It's the age-old question: 'where do we go when we die?'
Some people believe we head off to a place more beautiful than we could ever imagine, while others, slightly more discouragingly, think we just become worm food.
Everyone has their own reasons for believing what they believe, and for radiation oncologist Jeffrey Long, it's his work that's convinced him that life doesn't end when our hearts stop beating.
The doctor has studied thousands of patients who have experienced near-death experiences, which he describes as being 'someone who is either comatose or clinically dead, without a heartbeat, having a lucid experience where they see, hear, feel emotions, and interact with other beings'.
"Learning more about these experiences has fundamentally changed my view of the universe," Long wrote in an essay for Insider.
After hearing about the kinds of experiences patients had, the doctor is now staunch in the belief that 'there's certainly an afterlife'.
Long explained that no two experiences are the same, but he saw a 'consistent pattern of events' in his research, with about 45 percent of people reporting an out-of-body experience.
"When this happens, their consciousness separates from their physical body, usually hovering above the body. The person can see and hear what's happening around them, which usually includes frantic attempts to revive them," he explained.
Long went on to say that patients then report being 'transported into another realm'.
"Many pass through a tunnel and experience a bright light. Then, they're greeted by deceased loved ones, including pets, who are in the prime of their lives," he said.
"Most people report an overwhelming sense of love and peace. They feel like this other realm is their real home," Long continued.
Despite his efforts, Long has been unable to find explanations for these experiences.
He noted that even children younger than five reported similar sights, despite the fact they probably wouldn't have been exposed to stereotypes of 'bright lights' or seeing loved ones.
Long concluded: "I'm a medical doctor. I've read brain research and considered every possible explanation for [near-death experiences]. The bottom line is that none of them hold water. There isn't even a remotely plausible physical explanation for this phenomenon."

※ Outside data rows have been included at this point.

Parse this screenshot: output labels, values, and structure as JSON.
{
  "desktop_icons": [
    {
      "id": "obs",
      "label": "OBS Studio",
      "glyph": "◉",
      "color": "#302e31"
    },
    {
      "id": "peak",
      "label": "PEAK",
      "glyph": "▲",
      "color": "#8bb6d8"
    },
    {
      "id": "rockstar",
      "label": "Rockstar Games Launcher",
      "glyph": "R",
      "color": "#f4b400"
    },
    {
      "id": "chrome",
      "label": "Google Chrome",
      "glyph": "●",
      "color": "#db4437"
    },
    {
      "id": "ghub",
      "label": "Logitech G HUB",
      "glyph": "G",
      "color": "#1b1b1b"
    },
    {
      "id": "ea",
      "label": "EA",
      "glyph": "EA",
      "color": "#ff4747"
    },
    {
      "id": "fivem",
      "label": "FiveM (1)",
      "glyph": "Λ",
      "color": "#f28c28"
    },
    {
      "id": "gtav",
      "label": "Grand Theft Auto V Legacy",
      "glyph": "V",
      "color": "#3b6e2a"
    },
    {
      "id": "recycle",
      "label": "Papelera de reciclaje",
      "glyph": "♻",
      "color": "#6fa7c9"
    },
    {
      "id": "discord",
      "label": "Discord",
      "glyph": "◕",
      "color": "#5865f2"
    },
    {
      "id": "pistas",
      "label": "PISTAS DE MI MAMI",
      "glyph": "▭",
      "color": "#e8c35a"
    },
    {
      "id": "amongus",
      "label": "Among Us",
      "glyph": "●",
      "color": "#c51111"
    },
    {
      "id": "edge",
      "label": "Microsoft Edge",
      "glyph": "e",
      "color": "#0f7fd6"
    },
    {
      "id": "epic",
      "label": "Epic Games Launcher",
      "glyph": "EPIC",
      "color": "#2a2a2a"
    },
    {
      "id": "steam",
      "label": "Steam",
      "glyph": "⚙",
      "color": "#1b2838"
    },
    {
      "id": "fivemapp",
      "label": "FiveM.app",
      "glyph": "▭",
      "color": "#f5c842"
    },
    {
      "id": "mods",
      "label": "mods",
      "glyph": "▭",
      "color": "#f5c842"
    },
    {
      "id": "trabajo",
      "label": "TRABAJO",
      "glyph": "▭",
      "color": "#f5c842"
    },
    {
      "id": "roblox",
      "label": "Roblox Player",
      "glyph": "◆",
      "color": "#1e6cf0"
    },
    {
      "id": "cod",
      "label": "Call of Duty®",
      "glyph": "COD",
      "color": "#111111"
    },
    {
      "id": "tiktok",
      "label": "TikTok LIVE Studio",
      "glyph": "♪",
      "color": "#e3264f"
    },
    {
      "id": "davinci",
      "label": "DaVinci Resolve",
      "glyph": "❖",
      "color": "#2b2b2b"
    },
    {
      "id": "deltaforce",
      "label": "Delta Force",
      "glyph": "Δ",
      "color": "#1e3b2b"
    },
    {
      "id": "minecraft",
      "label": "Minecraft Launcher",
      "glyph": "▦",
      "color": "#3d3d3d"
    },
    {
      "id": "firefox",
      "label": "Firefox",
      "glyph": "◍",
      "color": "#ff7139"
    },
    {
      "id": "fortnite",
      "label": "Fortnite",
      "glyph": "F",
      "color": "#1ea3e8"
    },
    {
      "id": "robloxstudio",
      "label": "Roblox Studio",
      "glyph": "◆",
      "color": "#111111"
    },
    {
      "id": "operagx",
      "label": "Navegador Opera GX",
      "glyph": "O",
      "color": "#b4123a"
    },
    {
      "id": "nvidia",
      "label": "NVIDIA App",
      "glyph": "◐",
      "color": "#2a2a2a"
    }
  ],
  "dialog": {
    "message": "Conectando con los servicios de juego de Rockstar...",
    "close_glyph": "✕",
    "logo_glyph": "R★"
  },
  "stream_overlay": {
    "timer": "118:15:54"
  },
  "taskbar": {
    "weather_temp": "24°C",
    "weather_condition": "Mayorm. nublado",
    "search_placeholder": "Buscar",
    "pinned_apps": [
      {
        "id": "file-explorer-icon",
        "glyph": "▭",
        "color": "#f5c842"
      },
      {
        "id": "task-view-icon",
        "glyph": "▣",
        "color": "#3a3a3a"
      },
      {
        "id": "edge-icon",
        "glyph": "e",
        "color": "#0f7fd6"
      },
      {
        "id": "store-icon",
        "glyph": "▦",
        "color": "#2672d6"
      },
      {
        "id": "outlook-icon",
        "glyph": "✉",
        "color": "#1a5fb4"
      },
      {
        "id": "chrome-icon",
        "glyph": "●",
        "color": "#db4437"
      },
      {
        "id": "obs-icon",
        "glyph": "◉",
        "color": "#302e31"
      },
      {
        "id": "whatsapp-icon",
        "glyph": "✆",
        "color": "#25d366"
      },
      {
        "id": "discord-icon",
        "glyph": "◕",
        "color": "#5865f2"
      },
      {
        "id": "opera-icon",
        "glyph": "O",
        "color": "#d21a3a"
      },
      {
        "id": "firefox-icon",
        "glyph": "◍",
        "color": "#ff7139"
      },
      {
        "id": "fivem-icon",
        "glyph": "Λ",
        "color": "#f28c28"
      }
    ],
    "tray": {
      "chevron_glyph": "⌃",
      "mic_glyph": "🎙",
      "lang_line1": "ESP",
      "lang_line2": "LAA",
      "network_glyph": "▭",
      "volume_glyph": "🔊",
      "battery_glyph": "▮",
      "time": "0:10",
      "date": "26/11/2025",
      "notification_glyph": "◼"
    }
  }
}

Knowing that, Long said he 'firmly believes' that when his patients pass on, they will be 'at peace'.